of Plant Fungi
By Ben Hardin
August 21, 2000
Researchers found 100 new species of the pathogenic plant fungus
Fusarium when they recently compared DNA from more than 3,000 strains
collected worldwide. The newly discovered species have left the scientists with
questions. Could these fungi survive in fields of U.S. grain? Should plant
breeding programs and quarantine programs take genetic information about these
fungi into account?
Some Fusarium species cause stalk rot and ear rot in corn. In wheat
and barley, they cause head blight or scab. Infected grain is unsuitable for
food or livestock feed, if it contains certain levels of fungal toxins.
In greenhouse tests, eight of the new species, mostly of exotic origin,
produced scab disease in wheat.
The Agricultural Research Service
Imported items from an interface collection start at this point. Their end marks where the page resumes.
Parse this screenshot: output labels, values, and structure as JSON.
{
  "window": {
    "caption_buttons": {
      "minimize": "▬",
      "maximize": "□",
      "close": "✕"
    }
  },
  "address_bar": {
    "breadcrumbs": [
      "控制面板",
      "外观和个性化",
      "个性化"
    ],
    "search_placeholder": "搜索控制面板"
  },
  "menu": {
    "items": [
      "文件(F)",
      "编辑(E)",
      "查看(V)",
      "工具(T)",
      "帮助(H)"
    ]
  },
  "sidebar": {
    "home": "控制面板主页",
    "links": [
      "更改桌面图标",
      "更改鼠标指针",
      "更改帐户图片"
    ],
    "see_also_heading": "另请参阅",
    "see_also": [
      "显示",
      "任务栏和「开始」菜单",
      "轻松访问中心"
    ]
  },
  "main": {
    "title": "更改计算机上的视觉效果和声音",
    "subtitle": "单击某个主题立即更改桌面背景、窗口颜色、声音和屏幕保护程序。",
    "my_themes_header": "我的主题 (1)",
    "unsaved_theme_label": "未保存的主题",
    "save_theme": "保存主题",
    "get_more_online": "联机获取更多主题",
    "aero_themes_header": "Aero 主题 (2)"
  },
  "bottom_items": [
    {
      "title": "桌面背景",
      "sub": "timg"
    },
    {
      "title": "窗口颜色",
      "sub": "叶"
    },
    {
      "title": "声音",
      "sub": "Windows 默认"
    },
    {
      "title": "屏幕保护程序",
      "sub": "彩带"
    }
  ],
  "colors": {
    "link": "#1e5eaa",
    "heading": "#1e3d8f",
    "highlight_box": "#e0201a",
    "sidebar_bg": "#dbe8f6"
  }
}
scientists who researched the Fusarium species at the
National Center for Agricultural
Utilization Research in Peoria, Ill., collaborated with colleagues from
North Dakota State
University in Fargo and the ARS Cereal
Rust Laboratory in St. Paul, Minn. The species are part of an 80,000-strain
collection of agriculturally and industrially important microorganisms
maintained in the ARS Culture
Collection in Peoria.
The scientists say three of the scab-causing fungi may be native to Africa,
two to South and Central America, one to New Zealand and one to Asia. The
eighth scab-causing fungi is widespread and may be native to North America.
An article about the research appears in the August issue of Agricultural Research magazine.
ARS is the U.S. Department of
Agriculture's chief research agency.
Scientific contact: Kerry L. ODonnell, ARS National Center for
Agricultural Utilization Research, Peoria, Ill., phone (309) 681-6383, fax
(309) 681-6672, firstname.lastname@example.org.